Records from a collection |

+---+

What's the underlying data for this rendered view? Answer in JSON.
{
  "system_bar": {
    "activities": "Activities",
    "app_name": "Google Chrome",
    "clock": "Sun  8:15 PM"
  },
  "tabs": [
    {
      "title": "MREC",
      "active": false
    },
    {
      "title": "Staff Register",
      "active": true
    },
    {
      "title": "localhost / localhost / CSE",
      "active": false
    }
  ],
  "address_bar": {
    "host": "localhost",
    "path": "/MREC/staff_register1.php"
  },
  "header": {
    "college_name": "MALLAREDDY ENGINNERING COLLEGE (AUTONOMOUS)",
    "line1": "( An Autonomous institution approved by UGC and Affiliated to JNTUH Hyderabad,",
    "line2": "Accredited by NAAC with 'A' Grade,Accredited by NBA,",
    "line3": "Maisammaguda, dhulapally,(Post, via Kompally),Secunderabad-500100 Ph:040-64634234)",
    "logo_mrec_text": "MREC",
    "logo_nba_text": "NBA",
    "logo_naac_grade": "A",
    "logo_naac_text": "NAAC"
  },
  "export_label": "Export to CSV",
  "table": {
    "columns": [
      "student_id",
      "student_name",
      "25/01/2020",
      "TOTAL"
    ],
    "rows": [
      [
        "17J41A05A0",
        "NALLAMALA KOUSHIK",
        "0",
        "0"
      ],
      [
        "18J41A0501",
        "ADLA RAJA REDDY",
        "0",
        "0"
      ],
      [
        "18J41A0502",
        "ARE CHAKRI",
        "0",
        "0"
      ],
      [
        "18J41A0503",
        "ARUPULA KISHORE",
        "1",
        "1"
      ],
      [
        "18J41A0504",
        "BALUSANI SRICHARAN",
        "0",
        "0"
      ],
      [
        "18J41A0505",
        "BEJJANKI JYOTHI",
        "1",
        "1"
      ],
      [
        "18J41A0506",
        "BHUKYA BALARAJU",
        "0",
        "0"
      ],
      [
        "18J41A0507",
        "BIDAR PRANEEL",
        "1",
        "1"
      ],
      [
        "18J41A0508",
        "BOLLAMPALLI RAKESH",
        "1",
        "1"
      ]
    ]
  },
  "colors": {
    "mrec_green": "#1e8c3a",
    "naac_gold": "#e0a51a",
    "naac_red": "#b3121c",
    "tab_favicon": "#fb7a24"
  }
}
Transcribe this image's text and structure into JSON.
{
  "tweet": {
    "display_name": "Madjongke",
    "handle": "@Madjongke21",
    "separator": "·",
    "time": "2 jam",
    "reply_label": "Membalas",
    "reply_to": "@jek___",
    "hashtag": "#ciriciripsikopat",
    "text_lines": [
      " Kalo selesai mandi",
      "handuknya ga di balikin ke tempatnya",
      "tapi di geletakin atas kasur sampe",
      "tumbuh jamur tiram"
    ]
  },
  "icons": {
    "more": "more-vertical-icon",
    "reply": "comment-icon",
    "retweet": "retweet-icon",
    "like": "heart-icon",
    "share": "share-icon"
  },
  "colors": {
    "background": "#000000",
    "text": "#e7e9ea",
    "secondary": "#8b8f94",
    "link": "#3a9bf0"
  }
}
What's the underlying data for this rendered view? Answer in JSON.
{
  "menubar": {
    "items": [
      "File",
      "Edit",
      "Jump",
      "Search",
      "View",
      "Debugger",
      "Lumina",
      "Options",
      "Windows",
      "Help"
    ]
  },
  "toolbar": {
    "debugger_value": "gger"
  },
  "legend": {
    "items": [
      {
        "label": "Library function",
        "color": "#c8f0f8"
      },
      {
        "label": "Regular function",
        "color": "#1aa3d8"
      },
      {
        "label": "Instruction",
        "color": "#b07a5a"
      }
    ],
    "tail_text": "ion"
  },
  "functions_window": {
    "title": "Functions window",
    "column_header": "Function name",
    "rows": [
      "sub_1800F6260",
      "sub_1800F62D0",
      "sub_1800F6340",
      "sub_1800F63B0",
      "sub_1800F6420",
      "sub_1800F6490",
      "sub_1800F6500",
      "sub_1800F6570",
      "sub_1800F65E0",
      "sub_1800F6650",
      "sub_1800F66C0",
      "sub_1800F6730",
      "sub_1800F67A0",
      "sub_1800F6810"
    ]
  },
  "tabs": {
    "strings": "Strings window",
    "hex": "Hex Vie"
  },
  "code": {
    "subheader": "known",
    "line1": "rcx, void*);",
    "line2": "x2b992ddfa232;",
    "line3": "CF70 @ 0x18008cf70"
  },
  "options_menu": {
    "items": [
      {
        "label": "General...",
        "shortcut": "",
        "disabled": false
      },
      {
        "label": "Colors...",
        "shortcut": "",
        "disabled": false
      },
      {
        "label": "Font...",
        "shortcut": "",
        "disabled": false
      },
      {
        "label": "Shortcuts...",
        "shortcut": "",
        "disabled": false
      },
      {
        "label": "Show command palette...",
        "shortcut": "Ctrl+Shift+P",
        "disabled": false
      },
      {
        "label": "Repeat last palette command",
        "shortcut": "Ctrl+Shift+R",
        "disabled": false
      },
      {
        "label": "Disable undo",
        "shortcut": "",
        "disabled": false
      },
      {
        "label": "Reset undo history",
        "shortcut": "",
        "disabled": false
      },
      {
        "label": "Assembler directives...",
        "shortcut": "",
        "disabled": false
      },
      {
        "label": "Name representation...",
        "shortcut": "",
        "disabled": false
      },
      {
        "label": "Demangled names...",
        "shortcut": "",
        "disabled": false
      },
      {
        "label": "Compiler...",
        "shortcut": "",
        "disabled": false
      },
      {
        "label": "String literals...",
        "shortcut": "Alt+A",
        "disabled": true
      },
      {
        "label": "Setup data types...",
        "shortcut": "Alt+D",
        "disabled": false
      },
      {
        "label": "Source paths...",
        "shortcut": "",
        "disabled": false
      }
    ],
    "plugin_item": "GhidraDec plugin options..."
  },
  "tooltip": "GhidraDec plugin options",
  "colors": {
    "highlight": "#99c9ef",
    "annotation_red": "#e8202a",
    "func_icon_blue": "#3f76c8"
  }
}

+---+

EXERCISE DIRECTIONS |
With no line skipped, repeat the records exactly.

SOLUTION |
What's the underlying data for this rendered view? Answer in JSON.
{
  "system_bar": {
    "activities": "Activities",
    "app_name": "Google Chrome",
    "clock": "Sun  8:15 PM"
  },
  "tabs": [
    {
      "title": "MREC",
      "active": false
    },
    {
      "title": "Staff Register",
      "active": true
    },
    {
      "title": "localhost / localhost / CSE",
      "active": false
    }
  ],
  "address_bar": {
    "host": "localhost",
    "path": "/MREC/staff_register1.php"
  },
  "header": {
    "college_name": "MALLAREDDY ENGINNERING COLLEGE (AUTONOMOUS)",
    "line1": "( An Autonomous institution approved by UGC and Affiliated to JNTUH Hyderabad,",
    "line2": "Accredited by NAAC with 'A' Grade,Accredited by NBA,",
    "line3": "Maisammaguda, dhulapally,(Post, via Kompally),Secunderabad-500100 Ph:040-64634234)",
    "logo_mrec_text": "MREC",
    "logo_nba_text": "NBA",
    "logo_naac_grade": "A",
    "logo_naac_text": "NAAC"
  },
  "export_label": "Export to CSV",
  "table": {
    "columns": [
      "student_id",
      "student_name",
      "25/01/2020",
      "TOTAL"
    ],
    "rows": [
      [
        "17J41A05A0",
        "NALLAMALA KOUSHIK",
        "0",
        "0"
      ],
      [
        "18J41A0501",
        "ADLA RAJA REDDY",
        "0",
        "0"
      ],
      [
        "18J41A0502",
        "ARE CHAKRI",
        "0",
        "0"
      ],
      [
        "18J41A0503",
        "ARUPULA KISHORE",
        "1",
        "1"
      ],
      [
        "18J41A0504",
        "BALUSANI SRICHARAN",
        "0",
        "0"
      ],
      [
        "18J41A0505",
        "BEJJANKI JYOTHI",
        "1",
        "1"
      ],
      [
        "18J41A0506",
        "BHUKYA BALARAJU",
        "0",
        "0"
      ],
      [
        "18J41A0507",
        "BIDAR PRANEEL",
        "1",
        "1"
      ],
      [
        "18J41A0508",
        "BOLLAMPALLI RAKESH",
        "1",
        "1"
      ]
    ]
  },
  "colors": {
    "mrec_green": "#1e8c3a",
    "naac_gold": "#e0a51a",
    "naac_red": "#b3121c",
    "tab_favicon": "#fb7a24"
  }
}
Transcribe this image's text and structure into JSON.
{
  "tweet": {
    "display_name": "Madjongke",
    "handle": "@Madjongke21",
    "separator": "·",
    "time": "2 jam",
    "reply_label": "Membalas",
    "reply_to": "@jek___",
    "hashtag": "#ciriciripsikopat",
    "text_lines": [
      " Kalo selesai mandi",
      "handuknya ga di balikin ke tempatnya",
      "tapi di geletakin atas kasur sampe",
      "tumbuh jamur tiram"
    ]
  },
  "icons": {
    "more": "more-vertical-icon",
    "reply": "comment-icon",
    "retweet": "retweet-icon",
    "like": "heart-icon",
    "share": "share-icon"
  },
  "colors": {
    "background": "#000000",
    "text": "#e7e9ea",
    "secondary": "#8b8f94",
    "link": "#3a9bf0"
  }
}
What's the underlying data for this rendered view? Answer in JSON.
{
  "menubar": {
    "items": [
      "File",
      "Edit",
      "Jump",
      "Search",
      "View",
      "Debugger",
      "Lumina",
      "Options",
      "Windows",
      "Help"
    ]
  },
  "toolbar": {
    "debugger_value": "gger"
  },
  "legend": {
    "items": [
      {
        "label": "Library function",
        "color": "#c8f0f8"
      },
      {
        "label": "Regular function",
        "color": "#1aa3d8"
      },
      {
        "label": "Instruction",
        "color": "#b07a5a"
      }
    ],
    "tail_text": "ion"
  },
  "functions_window": {
    "title": "Functions window",
    "column_header": "Function name",
    "rows": [
      "sub_1800F6260",
      "sub_1800F62D0",
      "sub_1800F6340",
      "sub_1800F63B0",
      "sub_1800F6420",
      "sub_1800F6490",
      "sub_1800F6500",
      "sub_1800F6570",
      "sub_1800F65E0",
      "sub_1800F6650",
      "sub_1800F66C0",
      "sub_1800F6730",
      "sub_1800F67A0",
      "sub_1800F6810"
    ]
  },
  "tabs": {
    "strings": "Strings window",
    "hex": "Hex Vie"
  },
  "code": {
    "subheader": "known",
    "line1": "rcx, void*);",
    "line2": "x2b992ddfa232;",
    "line3": "CF70 @ 0x18008cf70"
  },
  "options_menu": {
    "items": [
      {
        "label": "General...",
        "shortcut": "",
        "disabled": false
      },
      {
        "label": "Colors...",
        "shortcut": "",
        "disabled": false
      },
      {
        "label": "Font...",
        "shortcut": "",
        "disabled": false
      },
      {
        "label": "Shortcuts...",
        "shortcut": "",
        "disabled": false
      },
      {
        "label": "Show command palette...",
        "shortcut": "Ctrl+Shift+P",
        "disabled": false
      },
      {
        "label": "Repeat last palette command",
        "shortcut": "Ctrl+Shift+R",
        "disabled": false
      },
      {
        "label": "Disable undo",
        "shortcut": "",
        "disabled": false
      },
      {
        "label": "Reset undo history",
        "shortcut": "",
        "disabled": false
      },
      {
        "label": "Assembler directives...",
        "shortcut": "",
        "disabled": false
      },
      {
        "label": "Name representation...",
        "shortcut": "",
        "disabled": false
      },
      {
        "label": "Demangled names...",
        "shortcut": "",
        "disabled": false
      },
      {
        "label": "Compiler...",
        "shortcut": "",
        "disabled": false
      },
      {
        "label": "String literals...",
        "shortcut": "Alt+A",
        "disabled": true
      },
      {
        "label": "Setup data types...",
        "shortcut": "Alt+D",
        "disabled": false
      },
      {
        "label": "Source paths...",
        "shortcut": "",
        "disabled": false
      }
    ],
    "plugin_item": "GhidraDec plugin options..."
  },
  "tooltip": "GhidraDec plugin options",
  "colors": {
    "highlight": "#99c9ef",
    "annotation_red": "#e8202a",
    "func_icon_blue": "#3f76c8"
  }
}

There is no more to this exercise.